၂၀၁၅ ေရြးေကာက္ပြဲ Irrawaddy.org
EDITORIAL

Burma’s Election Chair Placates His Critics

Few trusted Tin Aye when he first took up the role but the Union Election Commission chair deserves recognition for facilitating a credible nationwide poll.


RANGOON — Few trusted Burma’s Union Election Commission (UEC) Chairman Tin Aye when he first took up the role in 2011.

As a former general, a former ruling party lawmaker and a close associate of President Thein Sein, many Burmese took it for granted that Tin Aye would be far from impartial in carrying out his duties.

But after a largely peaceful vote on Sunday, with only isolated reports of electoral irregularities, and with the vote count showing a huge win for Burma’s main opposition party, the 70-year-old former general may have proven his critics wrong.

There were some shortcomings in the conduct of Burma’s first credible nationwide poll in 25 years. Voter list errors; the disenfranchisement of hundreds of thousands of people; a lack of access to voting stations in military barracks; and an opaque advance voting process were among the issues cited by political parties and election observers.

However, there were no reports of pervasive fraud or intimidation on election day and the result itself, which has seen the ruling party dramatically toppled from its legislative ascendancy, is partial vindication that the vote was largely free and fair.

Many observers and media outlets were rightly skeptical of whether Tin Aye could serve as a fair arbiter of the election. Indeed, in public comments the chairman has talked openly about his strong ties to the military and the party he served.

But as the results of Sunday’s poll became clear, everyone was surprised. The NLD has now officially secured the parliamentary majority required to select Burma’s next president. Thein Sein and Burma’s commander-in-chief Snr-Gen Min Aung Hlaing have acknowledged the NLD’s victory and congratulated the party’s chairwoman Aung San Suu Kyi.

National reconciliation across ethnic, political and institutional lines is key to Burma’s future. The incumbent president and army chief are integral to that process.

The millions of Burmese who voted for change on election day expect just that. All will be watching to see that the establishment’s old authoritarian tactics do not resurface.

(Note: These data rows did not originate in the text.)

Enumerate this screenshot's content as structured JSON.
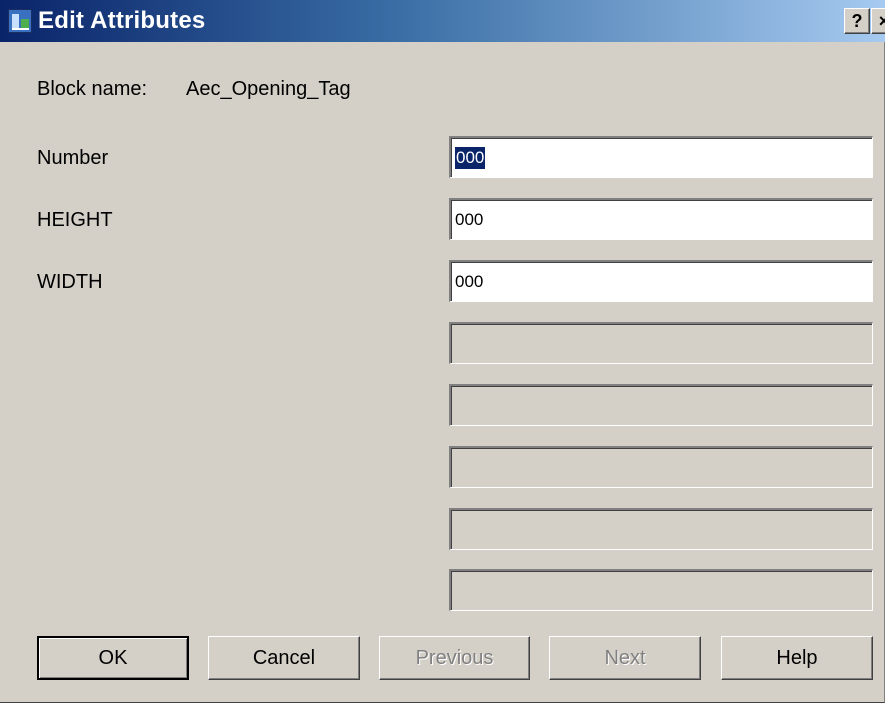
{
  "window": {
    "title": "Edit Attributes",
    "help_button": "?",
    "close_button": "×",
    "icon": "autocad-app-icon"
  },
  "block": {
    "label": "Block name:",
    "value": "Aec_Opening_Tag"
  },
  "attributes": [
    {
      "label": "Number",
      "value": "000",
      "selected": true
    },
    {
      "label": "HEIGHT",
      "value": "000"
    },
    {
      "label": "WIDTH",
      "value": "000"
    },
    {
      "label": "",
      "value": "",
      "disabled": true
    },
    {
      "label": "",
      "value": "",
      "disabled": true
    },
    {
      "label": "",
      "value": "",
      "disabled": true
    },
    {
      "label": "",
      "value": "",
      "disabled": true
    },
    {
      "label": "",
      "value": "",
      "disabled": true
    }
  ],
  "buttons": {
    "ok": "OK",
    "cancel": "Cancel",
    "previous": "Previous",
    "next": "Next",
    "help": "Help"
  },
  "colors": {
    "titlebar_start": "#0a246a",
    "titlebar_end": "#a6caf0",
    "dialog_face": "#d4d0c8",
    "selection": "#0a246a"
  }
}
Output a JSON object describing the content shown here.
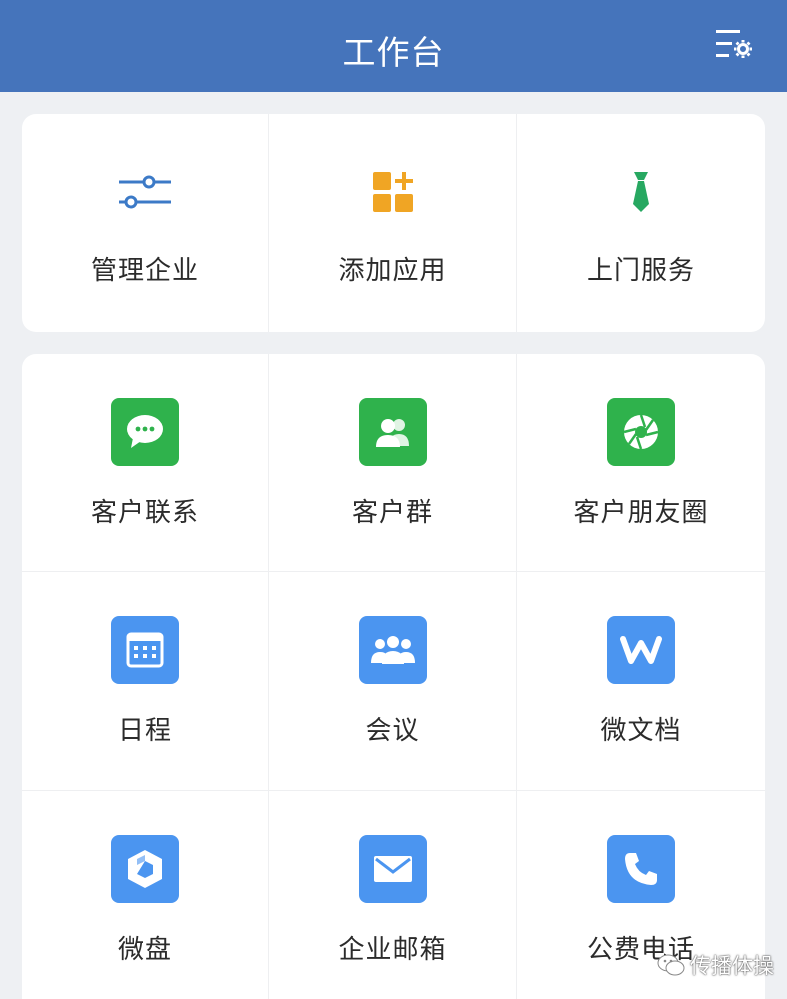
{
  "header": {
    "title": "工作台",
    "settings_icon": "list-settings-icon"
  },
  "quick_actions": [
    {
      "label": "管理企业",
      "icon": "sliders-icon",
      "color": "#3c7ac7"
    },
    {
      "label": "添加应用",
      "icon": "add-app-icon",
      "color": "#f0a524"
    },
    {
      "label": "上门服务",
      "icon": "necktie-icon",
      "color": "#27a861"
    }
  ],
  "apps": [
    {
      "label": "客户联系",
      "icon": "chat-bubble-icon",
      "color": "#2fb24c"
    },
    {
      "label": "客户群",
      "icon": "customer-group-icon",
      "color": "#2fb24c"
    },
    {
      "label": "客户朋友圈",
      "icon": "aperture-icon",
      "color": "#2fb24c"
    },
    {
      "label": "日程",
      "icon": "calendar-icon",
      "color": "#4b95f0"
    },
    {
      "label": "会议",
      "icon": "meeting-people-icon",
      "color": "#4b95f0"
    },
    {
      "label": "微文档",
      "icon": "document-w-icon",
      "color": "#4b95f0"
    },
    {
      "label": "微盘",
      "icon": "drive-icon",
      "color": "#4b95f0"
    },
    {
      "label": "企业邮箱",
      "icon": "mail-icon",
      "color": "#4b95f0"
    },
    {
      "label": "公费电话",
      "icon": "phone-icon",
      "color": "#4b95f0"
    }
  ],
  "watermark": {
    "text": "传播体操"
  }
}
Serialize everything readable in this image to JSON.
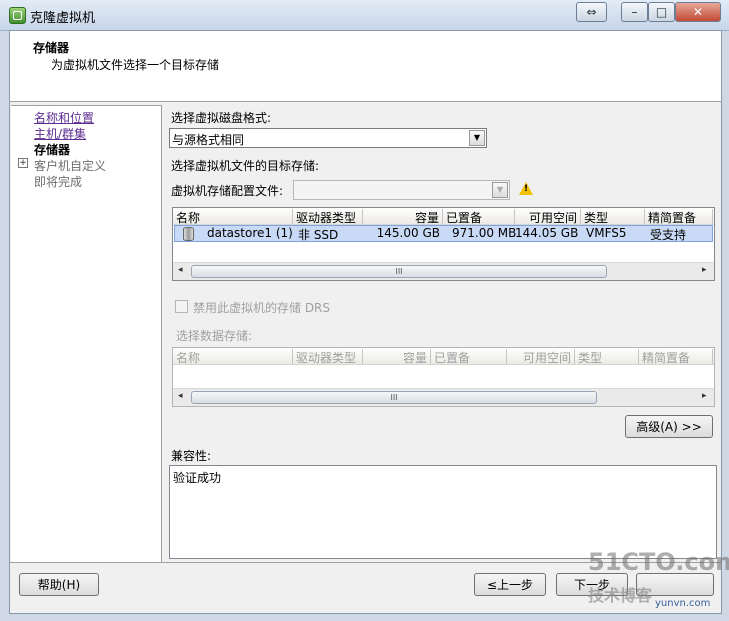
{
  "window": {
    "title": "克隆虚拟机",
    "buttons": {
      "restore": "⇔",
      "minimize": "–",
      "maximize": "□",
      "close": "✕"
    }
  },
  "header": {
    "title": "存储器",
    "subtitle": "为虚拟机文件选择一个目标存储"
  },
  "nav": {
    "items": [
      {
        "label": "名称和位置",
        "state": "link"
      },
      {
        "label": "主机/群集",
        "state": "link"
      },
      {
        "label": "存储器",
        "state": "current"
      },
      {
        "label": "客户机自定义",
        "state": "disabled"
      },
      {
        "label": "即将完成",
        "state": "disabled"
      }
    ],
    "expand_glyph": "+"
  },
  "disk_format": {
    "label": "选择虚拟磁盘格式:",
    "selected": "与源格式相同"
  },
  "target_label": "选择虚拟机文件的目标存储:",
  "profile": {
    "label": "虚拟机存储配置文件:",
    "value": ""
  },
  "datastore_table": {
    "columns": [
      "名称",
      "驱动器类型",
      "容量",
      "已置备",
      "可用空间",
      "类型",
      "精简置备"
    ],
    "rows": [
      {
        "name": "datastore1 (1)",
        "drive": "非 SSD",
        "capacity": "145.00 GB",
        "provisioned": "971.00 MB",
        "free": "144.05 GB",
        "type": "VMFS5",
        "thin": "受支持"
      }
    ]
  },
  "drs": {
    "label": "禁用此虚拟机的存储 DRS",
    "checked": false
  },
  "select_datastore": {
    "label": "选择数据存储:",
    "columns": [
      "名称",
      "驱动器类型",
      "容量",
      "已置备",
      "可用空间",
      "类型",
      "精简置备"
    ]
  },
  "scroll_grip": "III",
  "advanced_button": "高级(A) >>",
  "compat": {
    "label": "兼容性:",
    "value": "验证成功"
  },
  "footer": {
    "help": "帮助(H)",
    "back": "≤上一步",
    "next": "下一步"
  },
  "watermark": {
    "line1": "51CTO.com",
    "line2": "技术博客",
    "line3": "yunvn.com"
  },
  "colors": {
    "selection": "#c9daf6",
    "link": "#5c2d91",
    "warning": "#f2c200"
  }
}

Tin Aye deserves recognition for facilitating a credible vote that reflects the will of the people. He has helped build a bridge on which key political and army stakeholders can walk toward a more prosperous future for the country.